The re-emergence of the land question in Ireland.

1167 words - 5 pages This briefing examines the history of the Irish land question and its re-emergence in recent years, as a background to an international conference: Land, The Claim of the Community to be held at the Tara Towers Hotel, Booterstown, Dublin on 9th and 10th October 2003.The first land reform?The history of Ireland must be based on a study of the...

Ireland Starves and Lives to Tell: The Effects of the Great Potato Famine

1761 words - 7 pages Ireland Starves and Lives to Tell: The Effects of the Great Potato Famine “It must be understood that we cannot feed the people” (Kinealy Calamity 75). The mid 1800s in Ireland were characterized by extreme poverty, death, and emigration. The Great Potato Famine, also known as “The Great Hunger,” first hit in 1845; however, its effects lasted into the 1850s and can still be seen today. Prior to the famine, Irish manufacture and...

A Modest Proposal- swift

559 words - 2 pages A Modest Proposal was an essay based on satire,by Jonathan Swift. He depicted the horrific conditions of Ireland and the lives of the Irish people in 1729. The problem being...

The Call for the Gaelic League

1704 words - 7 pages The Call for the Gaelic League What would the United States be like if Americans couldn’t practice their customs, culture, or even appreciate their heritage? Granted the United States is a “melting pot” for several ethnicities, but some native countries and cultures have faced this type of dilemma. The Spanish influence on the Aztecs and the English on Native Americans are two examples of this imperialistic move. If only these cultures had a...

'The constitutional revolution of 1782 can credibly be presented as the immediate reason for the Act of Union eighteen years later.' (Sean Connolly). Do you agree?

1943 words - 8 pages 'The constitutional revolution of 1782 can credibly be presented as the immediate reason for the Act of Union eighteen years later.' (Sean Connolly). Do you agree?The act of union, one could strongly argue, is the defining event of modern Irish history. It brought into effect the United Kingdom of Great...

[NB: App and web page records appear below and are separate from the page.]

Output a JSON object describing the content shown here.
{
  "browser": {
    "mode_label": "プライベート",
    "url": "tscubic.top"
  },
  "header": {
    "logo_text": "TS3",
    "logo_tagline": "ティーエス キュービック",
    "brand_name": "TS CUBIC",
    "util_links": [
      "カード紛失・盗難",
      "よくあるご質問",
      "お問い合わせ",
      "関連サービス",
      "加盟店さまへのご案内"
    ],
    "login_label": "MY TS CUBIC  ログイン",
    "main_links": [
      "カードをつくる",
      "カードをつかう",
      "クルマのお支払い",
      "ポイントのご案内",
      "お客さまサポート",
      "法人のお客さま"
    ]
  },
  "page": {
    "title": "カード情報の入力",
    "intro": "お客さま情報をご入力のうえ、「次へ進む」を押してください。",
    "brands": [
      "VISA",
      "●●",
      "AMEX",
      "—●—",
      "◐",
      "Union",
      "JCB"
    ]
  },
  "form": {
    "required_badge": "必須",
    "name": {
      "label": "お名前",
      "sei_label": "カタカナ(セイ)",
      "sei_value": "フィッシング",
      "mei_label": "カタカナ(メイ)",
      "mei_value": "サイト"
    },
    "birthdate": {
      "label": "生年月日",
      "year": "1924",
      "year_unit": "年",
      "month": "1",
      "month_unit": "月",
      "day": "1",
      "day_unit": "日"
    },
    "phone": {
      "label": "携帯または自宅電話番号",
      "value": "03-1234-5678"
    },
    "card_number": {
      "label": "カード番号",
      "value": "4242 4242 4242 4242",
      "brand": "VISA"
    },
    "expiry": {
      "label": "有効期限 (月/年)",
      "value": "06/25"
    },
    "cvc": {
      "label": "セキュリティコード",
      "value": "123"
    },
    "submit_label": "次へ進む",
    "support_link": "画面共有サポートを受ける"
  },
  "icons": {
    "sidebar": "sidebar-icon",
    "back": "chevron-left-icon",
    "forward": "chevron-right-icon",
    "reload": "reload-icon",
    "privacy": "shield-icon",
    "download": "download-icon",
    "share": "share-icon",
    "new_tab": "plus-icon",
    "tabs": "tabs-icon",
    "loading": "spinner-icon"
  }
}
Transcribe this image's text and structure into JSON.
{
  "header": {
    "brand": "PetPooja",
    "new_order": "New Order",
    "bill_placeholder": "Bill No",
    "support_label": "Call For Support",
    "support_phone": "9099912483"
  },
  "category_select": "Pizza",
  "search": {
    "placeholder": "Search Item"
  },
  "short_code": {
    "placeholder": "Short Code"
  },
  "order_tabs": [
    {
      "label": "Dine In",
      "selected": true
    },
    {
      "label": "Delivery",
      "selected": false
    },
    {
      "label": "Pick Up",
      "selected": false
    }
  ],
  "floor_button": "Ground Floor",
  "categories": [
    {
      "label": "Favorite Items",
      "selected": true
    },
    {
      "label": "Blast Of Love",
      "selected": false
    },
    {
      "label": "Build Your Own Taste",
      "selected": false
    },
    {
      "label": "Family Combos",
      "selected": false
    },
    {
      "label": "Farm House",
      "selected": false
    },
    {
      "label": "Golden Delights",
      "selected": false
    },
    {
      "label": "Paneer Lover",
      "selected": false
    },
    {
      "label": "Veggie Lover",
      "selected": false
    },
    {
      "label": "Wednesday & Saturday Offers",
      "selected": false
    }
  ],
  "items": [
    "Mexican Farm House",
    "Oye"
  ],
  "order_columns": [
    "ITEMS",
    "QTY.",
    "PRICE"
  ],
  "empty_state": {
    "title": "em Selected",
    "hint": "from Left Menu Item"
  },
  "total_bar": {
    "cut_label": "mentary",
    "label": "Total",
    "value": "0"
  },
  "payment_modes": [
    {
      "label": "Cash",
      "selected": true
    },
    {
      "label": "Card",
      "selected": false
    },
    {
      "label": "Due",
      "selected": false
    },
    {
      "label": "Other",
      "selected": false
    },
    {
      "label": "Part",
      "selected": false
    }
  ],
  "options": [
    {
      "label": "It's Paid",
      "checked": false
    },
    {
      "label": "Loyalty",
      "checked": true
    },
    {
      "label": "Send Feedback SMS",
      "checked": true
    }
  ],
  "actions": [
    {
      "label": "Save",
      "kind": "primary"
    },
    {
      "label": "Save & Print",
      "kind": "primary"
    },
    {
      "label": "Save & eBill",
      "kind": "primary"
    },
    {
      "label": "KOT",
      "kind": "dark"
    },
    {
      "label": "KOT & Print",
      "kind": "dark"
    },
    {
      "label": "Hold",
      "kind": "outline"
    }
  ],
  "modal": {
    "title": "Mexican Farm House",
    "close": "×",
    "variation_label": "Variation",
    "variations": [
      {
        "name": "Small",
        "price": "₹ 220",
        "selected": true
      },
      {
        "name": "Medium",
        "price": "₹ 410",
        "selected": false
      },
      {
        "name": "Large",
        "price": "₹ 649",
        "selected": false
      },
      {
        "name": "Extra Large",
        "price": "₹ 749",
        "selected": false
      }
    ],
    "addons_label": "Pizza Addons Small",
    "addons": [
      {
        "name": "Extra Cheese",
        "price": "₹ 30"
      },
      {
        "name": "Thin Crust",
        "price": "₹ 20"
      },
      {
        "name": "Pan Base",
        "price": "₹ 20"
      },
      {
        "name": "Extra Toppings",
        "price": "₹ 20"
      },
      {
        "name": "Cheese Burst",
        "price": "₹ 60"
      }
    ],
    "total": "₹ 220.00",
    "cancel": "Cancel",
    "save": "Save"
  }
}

Culture of Ireland

3555 words - 14 pages Ireland This paper will investigate the culture of Ireland by taking a look at the five characteristics. Each characteristic will be allotted its own subsections. The first section will encompass the history to illuminate the connection of a country’s struggle and their learned culture. I will communicate the key aspects that connect an individual culture to the region of the world it inhabits in the second section. In the third section, the...

The World Economic Crisis: A Marxist Analysis

3354 words - 13 pages A financial crisis developed with an amazing speed starting from the late summer and early autumn of 2008 and it still affects the world today. This crisis has damaged many of the largest financial institutions firstly in the US and the whole world then followed, but the worst damage was that a large part of the world's financial system had almost collapse. A lot of researches tried to explain the reasons of the current global crises and try to...

One thought on “Essays On Irelands Economy

Leave a comment

L'indirizzo email non verrà pubblicato. I campi obbligatori sono contrassegnati *